[Data records for software interfaces]

☆ ☆ ☆ ☆

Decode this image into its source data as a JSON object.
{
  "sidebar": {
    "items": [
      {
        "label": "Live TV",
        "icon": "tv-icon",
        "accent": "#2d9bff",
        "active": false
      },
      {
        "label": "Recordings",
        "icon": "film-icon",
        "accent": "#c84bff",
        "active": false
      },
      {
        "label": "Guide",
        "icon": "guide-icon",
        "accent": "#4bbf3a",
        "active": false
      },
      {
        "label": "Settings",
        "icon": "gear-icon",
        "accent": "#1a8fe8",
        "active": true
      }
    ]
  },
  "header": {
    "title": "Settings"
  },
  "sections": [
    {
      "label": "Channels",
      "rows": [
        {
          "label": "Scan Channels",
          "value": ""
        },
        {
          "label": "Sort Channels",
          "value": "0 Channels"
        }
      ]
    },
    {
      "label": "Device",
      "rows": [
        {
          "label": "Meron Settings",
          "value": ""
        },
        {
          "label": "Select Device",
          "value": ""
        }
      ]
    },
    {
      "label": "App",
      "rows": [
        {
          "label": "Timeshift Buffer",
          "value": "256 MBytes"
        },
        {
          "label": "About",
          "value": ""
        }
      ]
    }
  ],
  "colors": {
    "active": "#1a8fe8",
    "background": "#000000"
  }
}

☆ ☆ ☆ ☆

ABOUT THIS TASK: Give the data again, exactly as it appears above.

EXERCISE ANSWER:
Decode this image into its source data as a JSON object.
{
  "sidebar": {
    "items": [
      {
        "label": "Live TV",
        "icon": "tv-icon",
        "accent": "#2d9bff",
        "active": false
      },
      {
        "label": "Recordings",
        "icon": "film-icon",
        "accent": "#c84bff",
        "active": false
      },
      {
        "label": "Guide",
        "icon": "guide-icon",
        "accent": "#4bbf3a",
        "active": false
      },
      {
        "label": "Settings",
        "icon": "gear-icon",
        "accent": "#1a8fe8",
        "active": true
      }
    ]
  },
  "header": {
    "title": "Settings"
  },
  "sections": [
    {
      "label": "Channels",
      "rows": [
        {
          "label": "Scan Channels",
          "value": ""
        },
        {
          "label": "Sort Channels",
          "value": "0 Channels"
        }
      ]
    },
    {
      "label": "Device",
      "rows": [
        {
          "label": "Meron Settings",
          "value": ""
        },
        {
          "label": "Select Device",
          "value": ""
        }
      ]
    },
    {
      "label": "App",
      "rows": [
        {
          "label": "Timeshift Buffer",
          "value": "256 MBytes"
        },
        {
          "label": "About",
          "value": ""
        }
      ]
    }
  ],
  "colors": {
    "active": "#1a8fe8",
    "background": "#000000"
  }
}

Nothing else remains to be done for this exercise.